A break between the two countries would have a deleterious effect on the entire Western security architecture. In recent years, Turkey has been a participant in numerous NATO operations, including in Afghanistan and in the former Yugoslavia. Most of all, however, the country secures the alliance's southeast flank, acting as a buffer between the West and the crisis-prone Middle East.
Recently, though, Erdogan has begun openly threatening to leave NATO. "We can now say goodbye to all those who sacrifice a strategic partnership ... for relations with terror organizations," he said last Sunday.
Members of Erdogan's government have demanded that the president cut off U.S. access to the Incirlik air force base in southern Turkey. A group of pro-government lawyers has even begun preparing terrorism charges against U.S. military officers who are stationed there.
Erdogan has told Turkish ambassadors that Turkey will now focus on expanding its ties with other countries like China and Russia. "Turkey is too large and too influential to be at the mercy of just a single axis," he said.
Trump, meanwhile, blocked the delivery this week of 100 F-35 stealth fighters to Turkey, likely out of concern that secret information about the plane's weaknesses could be transferred to Russia via Turkey.
Should Turkey in fact leave NATO, Putin would be the primary beneficiary, particularly since he has been seeking to drive a wedge into the Western alliance for years. The current situation marks a significant change from 2015, when Ankara and Moscow were at odds after Turkish soldiers shot down a Russian warplane over Syria. Since then, however, the two countries have pursued a path of rapprochement. In Syria, Erdogan and Putin largely coordinate their policies and Turkey has even bought the ultra-modern S-400 missile defense system from Russia -- over U.S. objections. Russia is also building a nuclear power plant in southern Turkey.
The article you are reading originally appeared in German in issue 34/2018 (August 18th, 2018) of DER SPIEGEL.
Following Trump's announcement of sanctions, Erdogan immediately spoke with Putin on the telephone. During a visit to Ankara, Russian Foreign Minister Sergei Lavrov then pledged Russian support for Turkey in its dispute with the U.S. The Americans, Lavrov said, are only interested in securing international trade advantages. "If the U.S. wants to continue being a reputable country, it cannot do so with these impositions," he said in reference to the trade sanctions.

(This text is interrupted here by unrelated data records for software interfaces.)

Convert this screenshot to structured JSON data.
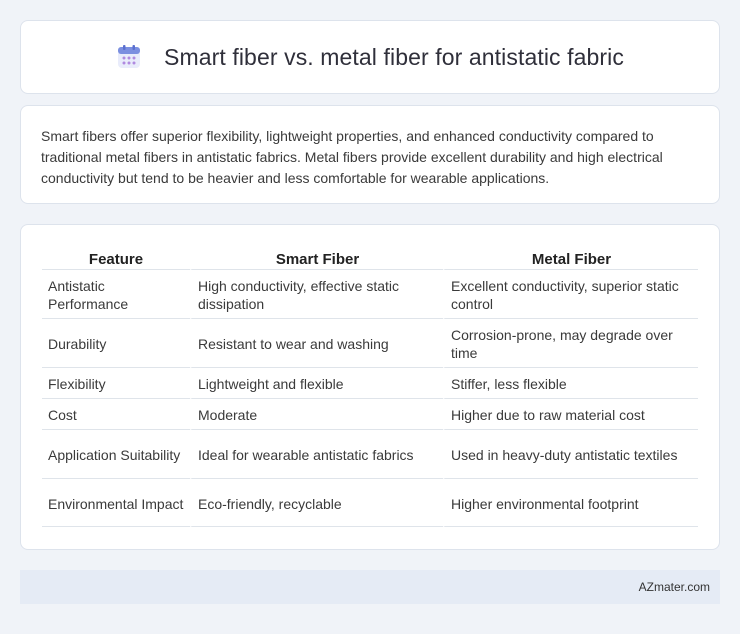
{
  "header": {
    "title": "Smart fiber vs. metal fiber for antistatic fabric",
    "icon": "calendar-icon",
    "icon_color": "#7b8fe0"
  },
  "description": "Smart fibers offer superior flexibility, lightweight properties, and enhanced conductivity compared to traditional metal fibers in antistatic fabrics. Metal fibers provide excellent durability and high electrical conductivity but tend to be heavier and less comfortable for wearable applications.",
  "table": {
    "headers": [
      "Feature",
      "Smart Fiber",
      "Metal Fiber"
    ],
    "rows": [
      [
        "Antistatic Performance",
        "High conductivity, effective static dissipation",
        "Excellent conductivity, superior static control"
      ],
      [
        "Durability",
        "Resistant to wear and washing",
        "Corrosion-prone, may degrade over time"
      ],
      [
        "Flexibility",
        "Lightweight and flexible",
        "Stiffer, less flexible"
      ],
      [
        "Cost",
        "Moderate",
        "Higher due to raw material cost"
      ],
      [
        "Application Suitability",
        "Ideal for wearable antistatic fabrics",
        "Used in heavy-duty antistatic textiles"
      ],
      [
        "Environmental Impact",
        "Eco-friendly, recyclable",
        "Higher environmental footprint"
      ]
    ]
  },
  "footer": {
    "brand": "AZmater.com"
  }
}
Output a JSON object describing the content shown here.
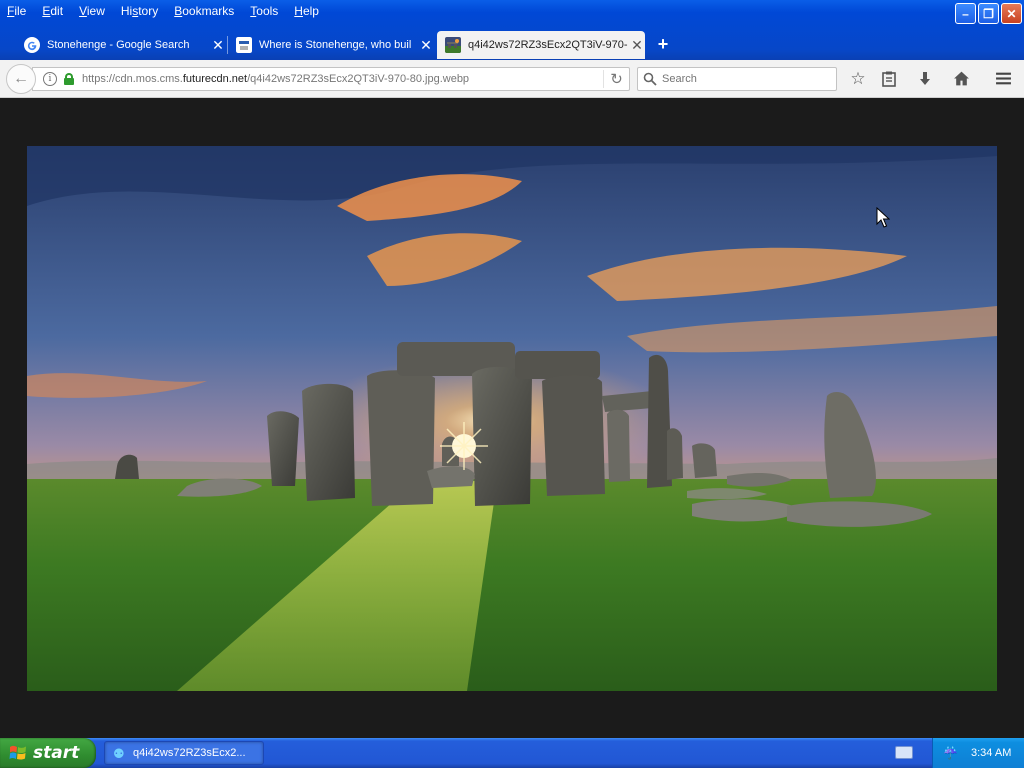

The U.S. ambassador to NATO, Kay Bailey Hutchison, warned back in July that Putin was eager to get Turkey on his side.
Either way, Erdogan's anti-American rhetoric has helped him consolidate support back home. Even the opposition, with the exception of the leftist People's Democratic Party (HDP), support his hardline course with the U.S. But the question remains for how long patriotism will be sufficient to cover up everything else.
Almost two-thirds of Turkish trade is conducted with Western trading partners, after all. And according to a recent survey, one in two Turks sees the economy as the largest problem currently facing the country. Just two years ago, only 10 percent of the population said the same.
Following his victory in the June 24 presidential elections, Erdogan now holds a stronger grip on power in the country than ever before. But his economic policy adventures open up the possibility of a significant loss of support for his party, the Justice and Development Party (AKP), in local elections next spring.
Hakan Bayrakci, director of the Turkish public opinion institute Sonar, believes that the collapse of the lira could cost the AKP more than 10 percent of the votes. "The deeper the crisis, the greater the possibility that the AKP will encounter political difficulties," says Michael Werz, a political researcher at the Center for American Progress in Washington.
Erdogan has become used to the obedience of the majority of his people. Perhaps he will now learn that the global economy does not display the same kind of loyalty as Turkish voters.
*Name has been changed by the editors.